This tuning-in helps you derive real satisfaction from one of the true joys of life, reminding you that preparing and eating are acts of love for yourself and others.
The Usefulness of Eating Mindfully
We were all born with natural eating instincts. However, these instincts can be easily clouded by food and diet industry marketing, and social and cultural pressures. In turn, we can internalize those pressures and transform them into conditioned thought patterns around food.
A mindful eating practice helps us get reacquainted with those instincts.
Awareness during the eating experience allows for more satisfaction from your food while deepening your understanding of your mind, and acceptance of your body.

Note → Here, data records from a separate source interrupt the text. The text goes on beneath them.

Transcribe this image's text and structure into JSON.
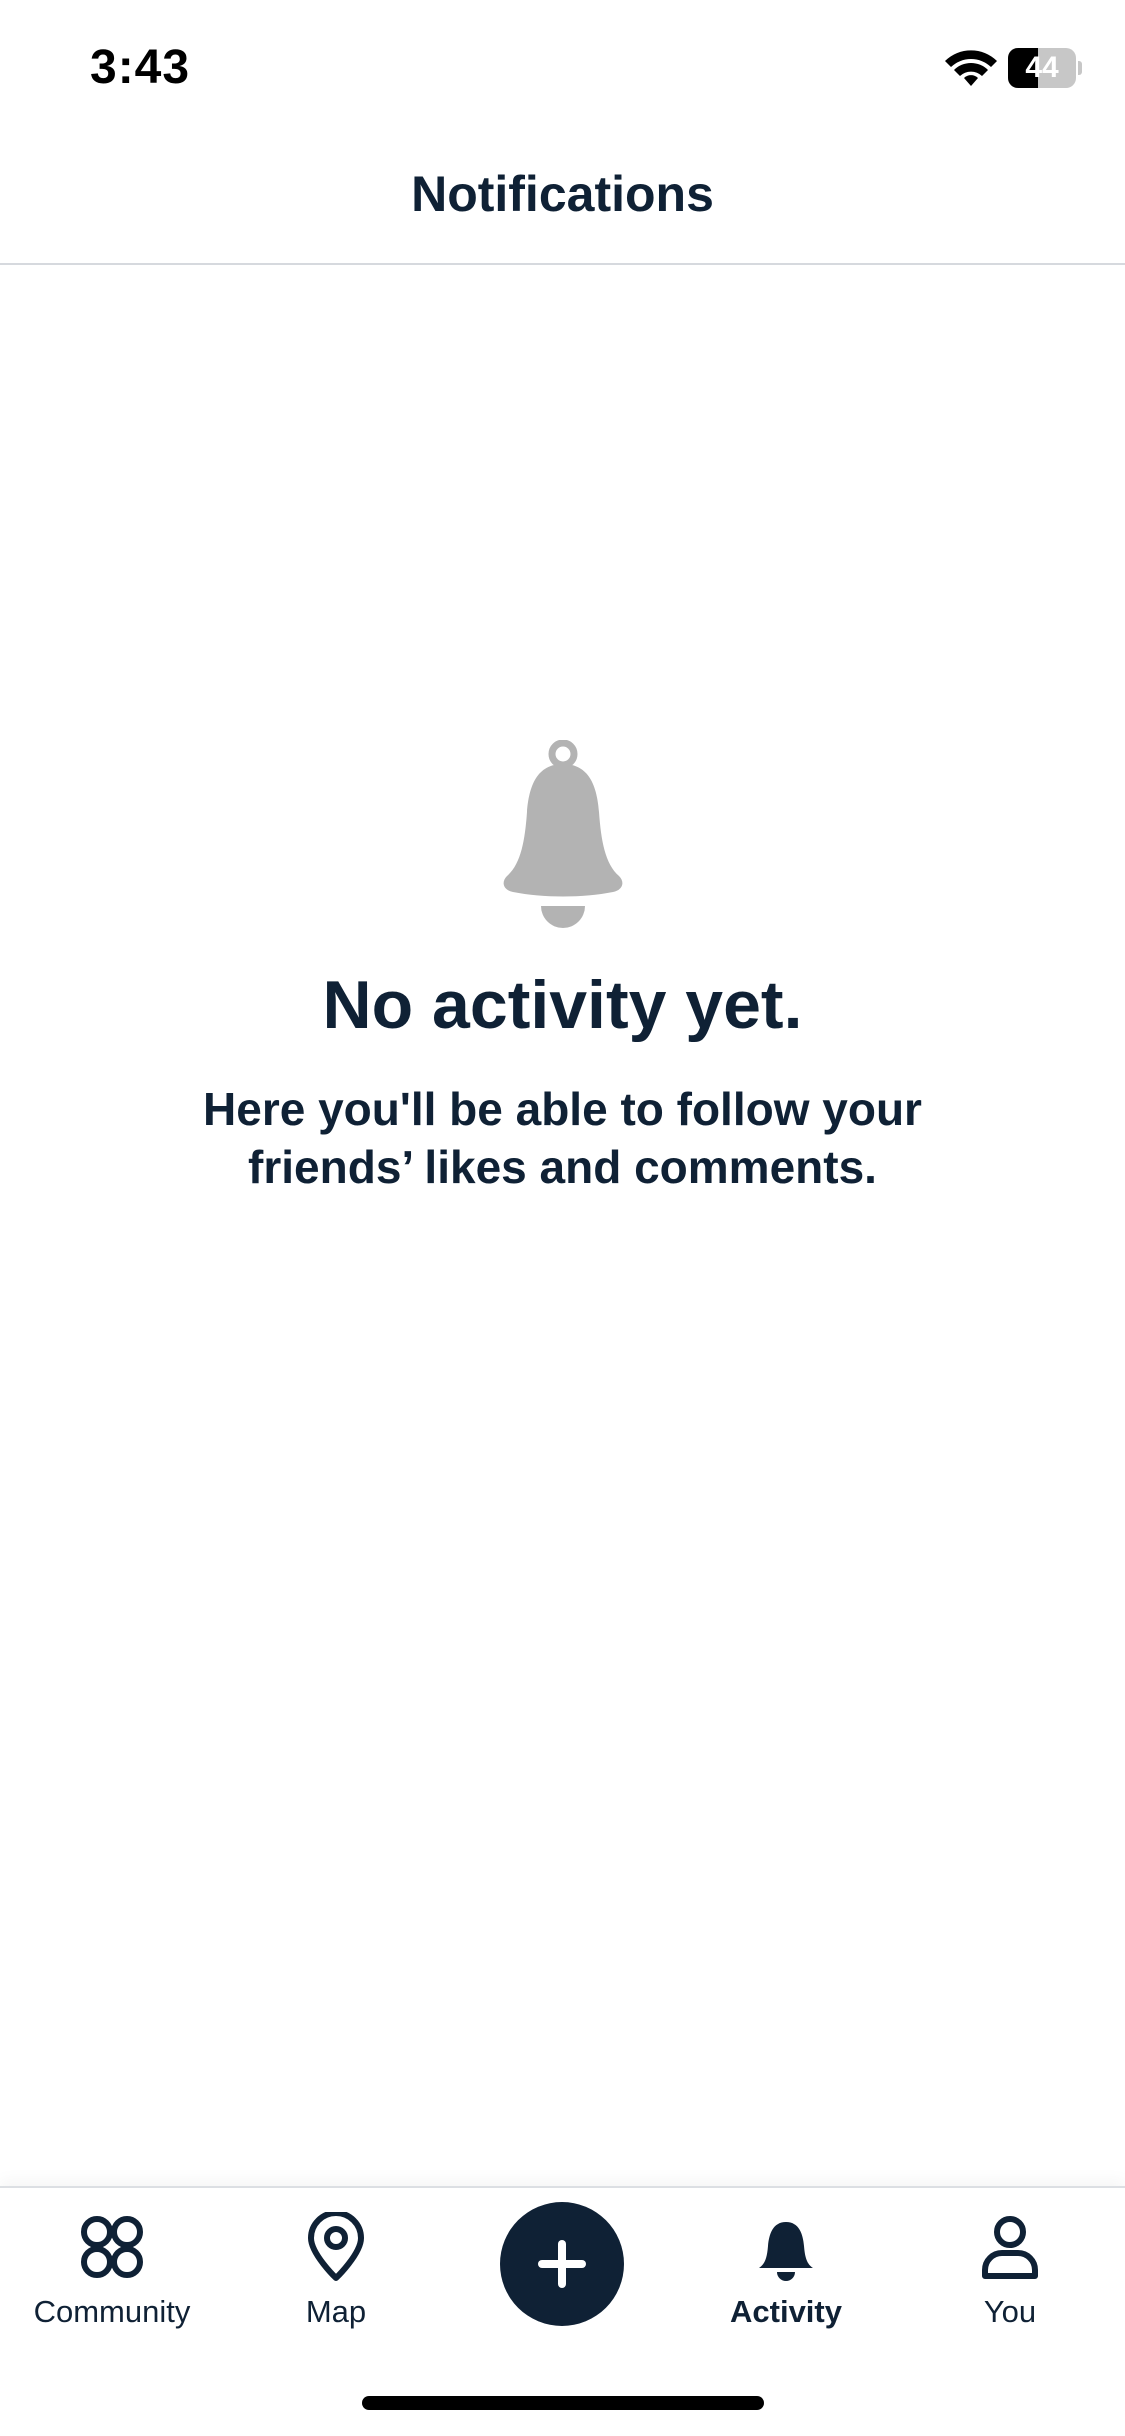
{
  "status_bar": {
    "time": "3:43",
    "battery_level": "44",
    "battery_fraction": 0.44
  },
  "header": {
    "title": "Notifications"
  },
  "empty_state": {
    "icon": "bell-icon",
    "title": "No activity yet.",
    "message": "Here you'll be able to follow your friends’ likes and comments."
  },
  "tab_bar": {
    "tabs": [
      {
        "label": "Community",
        "icon": "community-grid-icon",
        "active": false
      },
      {
        "label": "Map",
        "icon": "map-pin-icon",
        "active": false
      },
      {
        "label": "Activity",
        "icon": "bell-icon",
        "active": true
      },
      {
        "label": "You",
        "icon": "person-icon",
        "active": false
      }
    ],
    "add_button_icon": "plus-icon"
  },
  "colors": {
    "primary": "#0f2135",
    "muted_icon": "#b3b3b3",
    "divider": "#d6d9de"
  }
}
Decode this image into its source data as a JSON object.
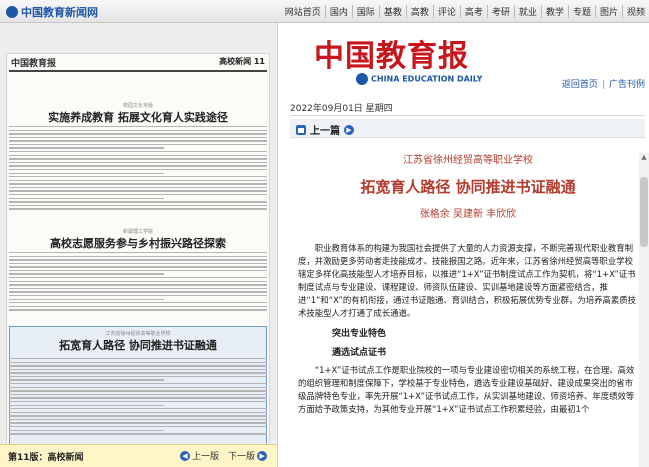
{
  "site": {
    "logo_text": "中国教育新闻网",
    "nav": [
      "网站首页",
      "国内",
      "国际",
      "基教",
      "高教",
      "评论",
      "高考",
      "考研",
      "就业",
      "教学",
      "专题",
      "图片",
      "视频"
    ]
  },
  "paper": {
    "title": "中国教育报",
    "section": "高校新闻 11",
    "articles": [
      {
        "kicker": "校园文化专版",
        "title": "实施养成教育  拓展文化育人实践途径"
      },
      {
        "kicker": "新疆理工学院",
        "title": "高校志愿服务参与乡村振兴路径探索"
      },
      {
        "kicker": "江苏省徐州经贸高等职业学校",
        "title": "拓宽育人路径  协同推进书证融通"
      }
    ],
    "footer_label": "第11版：高校新闻",
    "prev_label": "上一版",
    "next_label": "下一版"
  },
  "masthead": {
    "title_cn": "中国教育报",
    "title_en": "CHINA EDUCATION DAILY",
    "link_home": "返回首页",
    "link_ad": "广告刊例"
  },
  "dateline": "2022年09月01日  星期四",
  "prev_article": "上一篇",
  "article": {
    "school": "江苏省徐州经贸高等职业学校",
    "headline": "拓宽育人路径  协同推进书证融通",
    "authors": "张格余  吴建新  丰欣欣",
    "para1": "职业教育体系的构建为我国社会提供了大量的人力资源支撑，不断完善现代职业教育制度，并激励更多劳动者走技能成才、技能报国之路。近年来，江苏省徐州经贸高等职业学校辖定多样化高技能型人才培养目标，以推进“1+X”证书制度试点工作为契机，将“1+X”证书制度试点与专业建设、课程建设、师资队伍建设、实训基地建设等方面紧密结合，推进“1”和“X”的有机衔接，通过书证融通、育训结合，积极拓展优势专业群，为培养高素质技术技能型人才打通了成长通道。",
    "sub1": "突出专业特色",
    "sub2": "遴选试点证书",
    "para2": "“1+X”证书试点工作是职业院校的一项与专业建设密切相关的系统工程，在合理、高效的组织管理和制度保障下，学校基于专业特色，遴选专业建设基础好、建设成果突出的省市级品牌特色专业，率先开展“1+X”证书试点工作，从实训基地建设、师资培养、年度绩效等方面给予政策支持，为其他专业开展“1+X”证书试点工作积累经验，由最初1个"
  }
}
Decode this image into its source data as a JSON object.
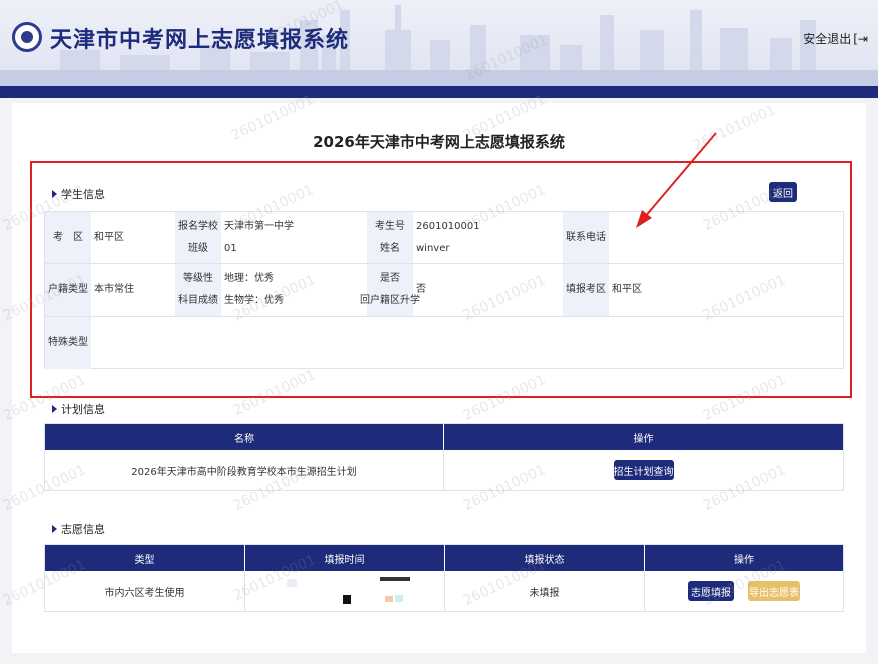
{
  "header": {
    "site_title": "天津市中考网上志愿填报系统",
    "logout_label": "安全退出",
    "logout_icon": "logout-icon"
  },
  "page": {
    "title": "2026年天津市中考网上志愿填报系统"
  },
  "student": {
    "section_title": "学生信息",
    "back_label": "返回",
    "district_label": "考　区",
    "district_value": "和平区",
    "school_label": "报名学校",
    "school_value": "天津市第一中学",
    "class_label": "班级",
    "class_value": "01",
    "exam_no_label": "考生号",
    "exam_no_value": "2601010001",
    "name_label": "姓名",
    "name_value": "winver",
    "phone_label": "联系电话",
    "phone_value": "",
    "hukou_label": "户籍类型",
    "hukou_value": "本市常住",
    "grade_label_1": "等级性",
    "grade_label_2": "科目成绩",
    "grade_value_1": "地理：优秀",
    "grade_value_2": "生物学：优秀",
    "return_label_1": "是否",
    "return_label_2": "回户籍区升学",
    "return_value": "否",
    "fill_district_label": "填报考区",
    "fill_district_value": "和平区",
    "special_label": "特殊类型",
    "special_value": ""
  },
  "plan": {
    "section_title": "计划信息",
    "columns": [
      "名称",
      "操作"
    ],
    "rows": [
      {
        "name": "2026年天津市高中阶段教育学校本市生源招生计划",
        "action": "招生计划查询"
      }
    ]
  },
  "wish": {
    "section_title": "志愿信息",
    "columns": [
      "类型",
      "填报时间",
      "填报状态",
      "操作"
    ],
    "rows": [
      {
        "type": "市内六区考生使用",
        "time": "",
        "status": "未填报",
        "fill_label": "志愿填报",
        "export_label": "导出志愿表"
      }
    ]
  },
  "watermark": "2601010001",
  "colors": {
    "primary": "#1e2a7a",
    "highlight": "#e02020",
    "gold": "#e7c06a",
    "status_red": "#e02020"
  }
}
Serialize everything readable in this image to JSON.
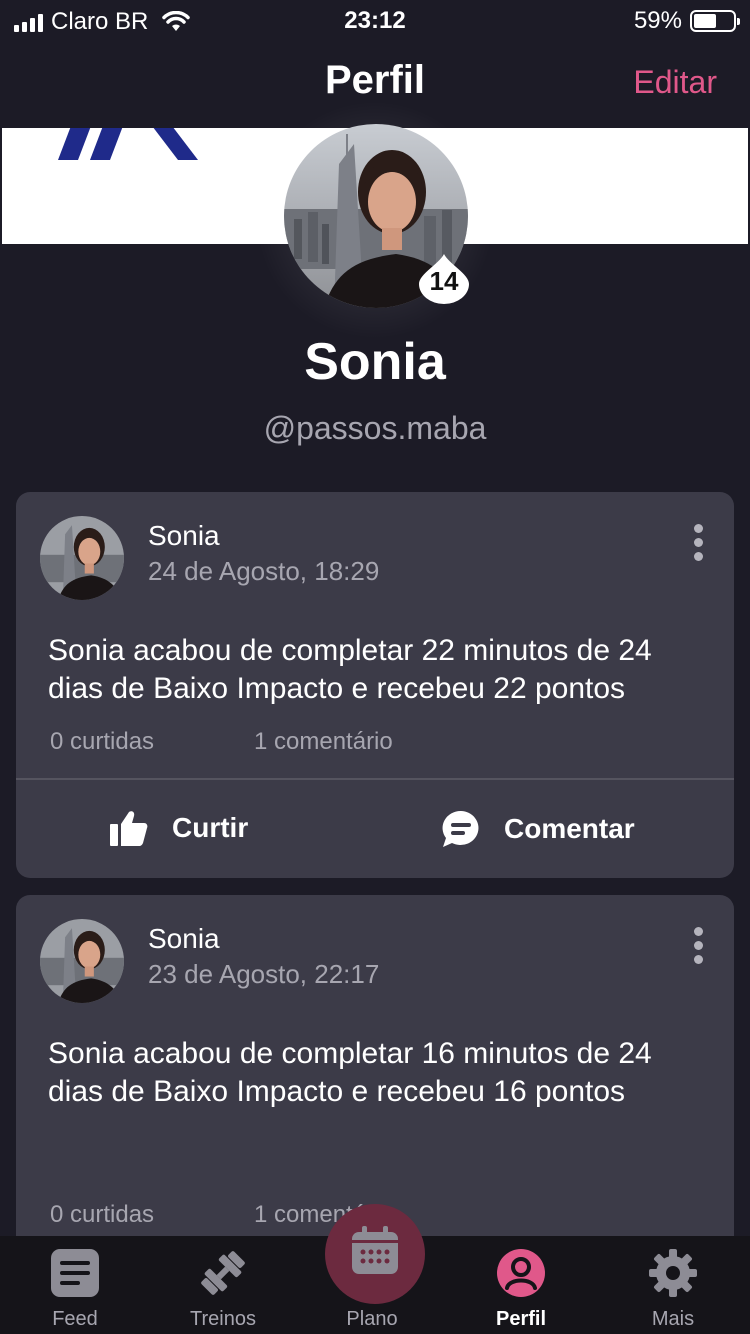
{
  "status_bar": {
    "carrier": "Claro BR",
    "time": "23:12",
    "battery": "59%",
    "battery_level": 0.59
  },
  "header": {
    "title": "Perfil",
    "edit_label": "Editar"
  },
  "profile": {
    "name": "Sonia",
    "handle": "@passos.maba",
    "level": "14"
  },
  "posts": [
    {
      "author": "Sonia",
      "date": "24 de Agosto, 18:29",
      "text": "Sonia acabou de completar 22 minutos de 24 dias de Baixo Impacto e recebeu 22 pontos",
      "likes": "0 curtidas",
      "comments": "1 comentário",
      "like_label": "Curtir",
      "comment_label": "Comentar"
    },
    {
      "author": "Sonia",
      "date": "23 de Agosto, 22:17",
      "text": "Sonia acabou de completar 16 minutos de 24 dias de Baixo Impacto e recebeu 16 pontos",
      "likes": "0 curtidas",
      "comments": "1 comentário"
    }
  ],
  "tabs": [
    {
      "label": "Feed",
      "icon": "feed-icon"
    },
    {
      "label": "Treinos",
      "icon": "dumbbell-icon"
    },
    {
      "label": "Plano",
      "icon": "calendar-icon"
    },
    {
      "label": "Perfil",
      "icon": "user-icon",
      "active": true
    },
    {
      "label": "Mais",
      "icon": "gear-icon"
    }
  ],
  "colors": {
    "background": "#1c1b26",
    "card": "#3c3b48",
    "accent": "#e0588a",
    "tab_bar": "#151419",
    "plan_button": "#6c2a3f"
  }
}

It can also give you the tools and mindset to navigate the nuance and complexity of food and nutrition.
With practice, you can learn to listen to your body’s natural cues and re-establish trust in your intuition. This creates more freedom from external influences, and even your internalized thoughts around food.
With practice, you can know, deeply, what is best for you.
Mindful Eating Basics
You don’t have to be a mindful eating master to start seeing its benefits!
I recommend starting with one or two basics that I’ll share with you in a moment. However, know that these are guidelines — and not rules — to help you become conscious about how, what, when, and why you eat.
I find the following guidelines to be most important as you get started, especially if you’re having any kind of digestive trouble.
Ideally, you should eat seated and comfortable, rather than rushed, moving around, driving, over the sink, or at your desks while working. I know this may sound like a luxury, but your body cannot be in its rest and digest state while it is, instead, in fight or flight.
There are many ways to quickly shift into a parasympathetic (relaxed) state, such as taking a few slow out-breaths (a “physiological sigh”), doing a short meditation or vagal massage, giving thanks, and expressing gratitude. It doesn’t take much to get the body in a place where it is ready to accept, digest, and assimilate our food.
Slow down and chew your damn food!
Remember to chew and savor each bite. There is a ton of interest in gut health and the microbiome these days (which is great!), but we need to take a literal top-down approach to supporting the gut. Each step of digestion is turned on by the one before it.
Adequate chewing is better than any digestive enzyme or probiotic. This is not trivial. A meal should last at least 20 minutes, however, on average, most people only spend seven minutes eating!
For most of human history, a meal was one of the two most exciting and respected activities. Not any more. Now we have a limitless stream of stimuli. But you can choose to honor your ancestors (and food producers), by making the act of enjoying your meal the main event.
Let all of your attention be on the complete range of sensations available in each bite, and feel the joy of consuming it.
Try to minimize distractions. Even when enjoying a meal in good company, you can use your manners as part of your mindful eating practice! Listen while you chew, and put down your fork when you are talking.
When you forget, do not fret. As we say in meditation, just begin again.
Eating undistracted is the hardest one for me. I grew up eating in front of the TV, and it’s a tough habit to break. Now, I have to remind myself that if I am unable to pay attention to my food, then it’s not exciting enough — and it is time to find or make a new recipe.
These three basic guidelines create a solid foundation for further exploration and tuning-in to our needs. I find these come a bit easier for folks who have an active mindfulness practice, but it is not required — and eating is as good an entry point as any other flow of sensation to meditate on.
When you’re ready to go to the next mindful eating level, or if you’re having trouble grounding yourself with these three guidelines, a mindful eating journal may be just what you need! I’ll cover what that is and how to use it in my next article!
Image credits: Benji Rasky and Pablo Merchán Montes.